▼▼▼
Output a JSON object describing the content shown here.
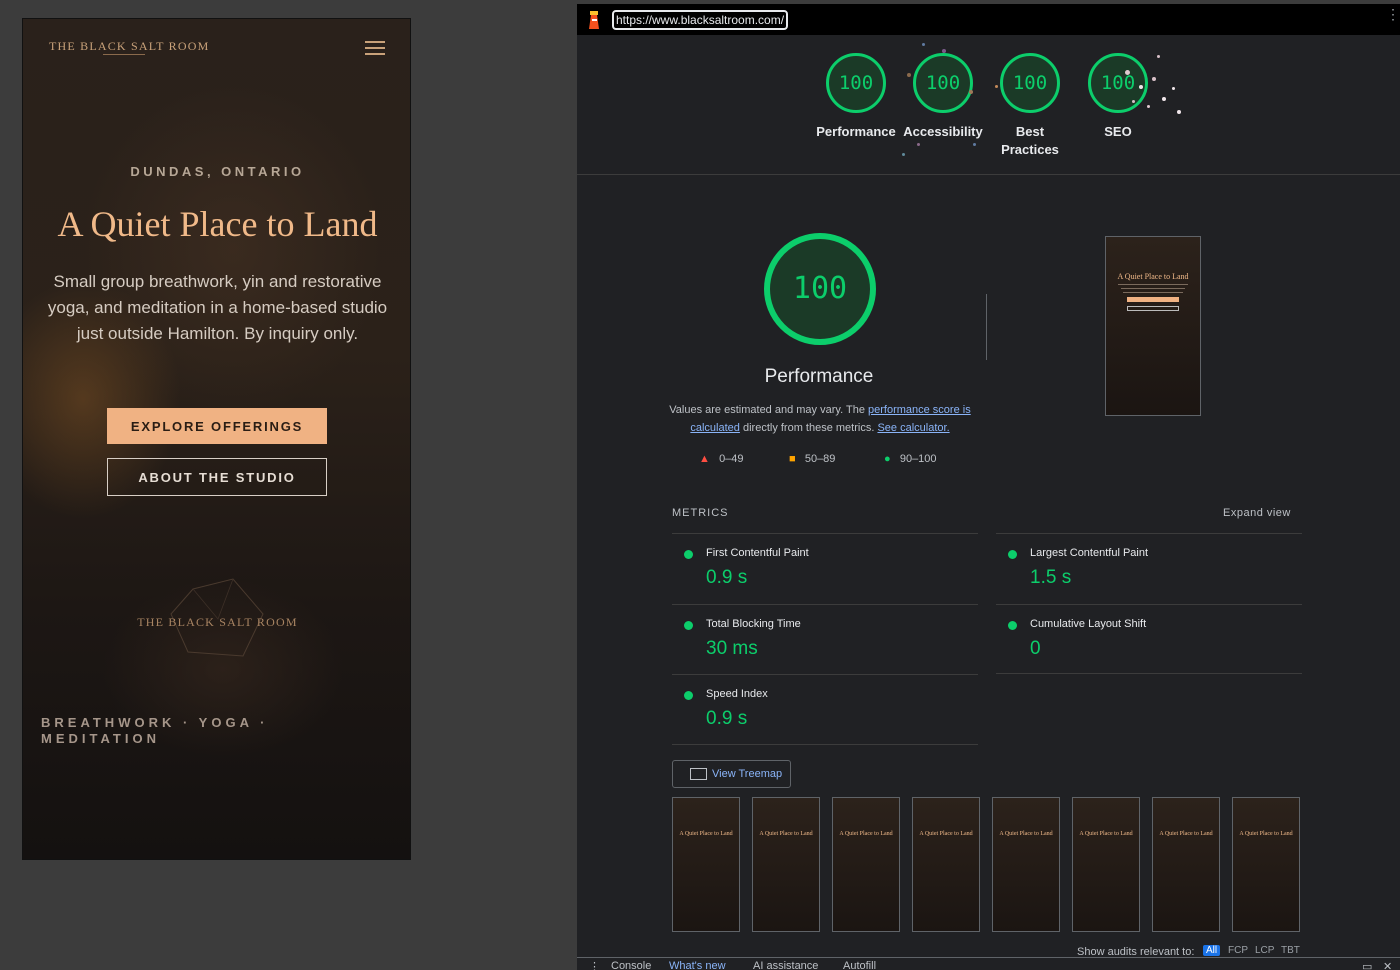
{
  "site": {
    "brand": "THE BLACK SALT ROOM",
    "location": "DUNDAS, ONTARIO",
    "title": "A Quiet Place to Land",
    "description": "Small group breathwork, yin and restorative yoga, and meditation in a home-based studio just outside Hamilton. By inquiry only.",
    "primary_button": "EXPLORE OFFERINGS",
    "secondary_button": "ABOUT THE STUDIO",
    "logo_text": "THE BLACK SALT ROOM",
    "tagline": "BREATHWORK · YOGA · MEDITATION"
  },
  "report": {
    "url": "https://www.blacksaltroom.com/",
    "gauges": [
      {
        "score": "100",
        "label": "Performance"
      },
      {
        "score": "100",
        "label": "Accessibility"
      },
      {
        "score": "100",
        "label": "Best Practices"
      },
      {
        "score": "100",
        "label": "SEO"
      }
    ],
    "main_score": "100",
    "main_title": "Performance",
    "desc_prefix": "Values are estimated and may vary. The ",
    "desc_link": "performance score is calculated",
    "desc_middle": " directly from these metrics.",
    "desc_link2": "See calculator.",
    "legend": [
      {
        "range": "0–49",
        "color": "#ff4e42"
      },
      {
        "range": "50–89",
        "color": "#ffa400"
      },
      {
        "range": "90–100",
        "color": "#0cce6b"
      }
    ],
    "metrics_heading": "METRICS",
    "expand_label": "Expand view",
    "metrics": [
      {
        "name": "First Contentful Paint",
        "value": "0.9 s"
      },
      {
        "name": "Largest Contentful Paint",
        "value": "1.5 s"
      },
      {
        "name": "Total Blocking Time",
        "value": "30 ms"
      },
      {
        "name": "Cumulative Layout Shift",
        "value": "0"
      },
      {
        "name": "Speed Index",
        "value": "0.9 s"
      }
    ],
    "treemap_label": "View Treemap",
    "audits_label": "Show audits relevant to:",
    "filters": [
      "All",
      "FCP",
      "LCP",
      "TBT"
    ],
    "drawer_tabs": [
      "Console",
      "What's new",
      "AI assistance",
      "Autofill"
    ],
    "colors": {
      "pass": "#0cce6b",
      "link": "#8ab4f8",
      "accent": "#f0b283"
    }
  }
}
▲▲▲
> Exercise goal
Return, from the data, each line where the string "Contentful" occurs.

> Output of the task
        "name": "First Contentful Paint",
        "name": "Largest Contentful Paint",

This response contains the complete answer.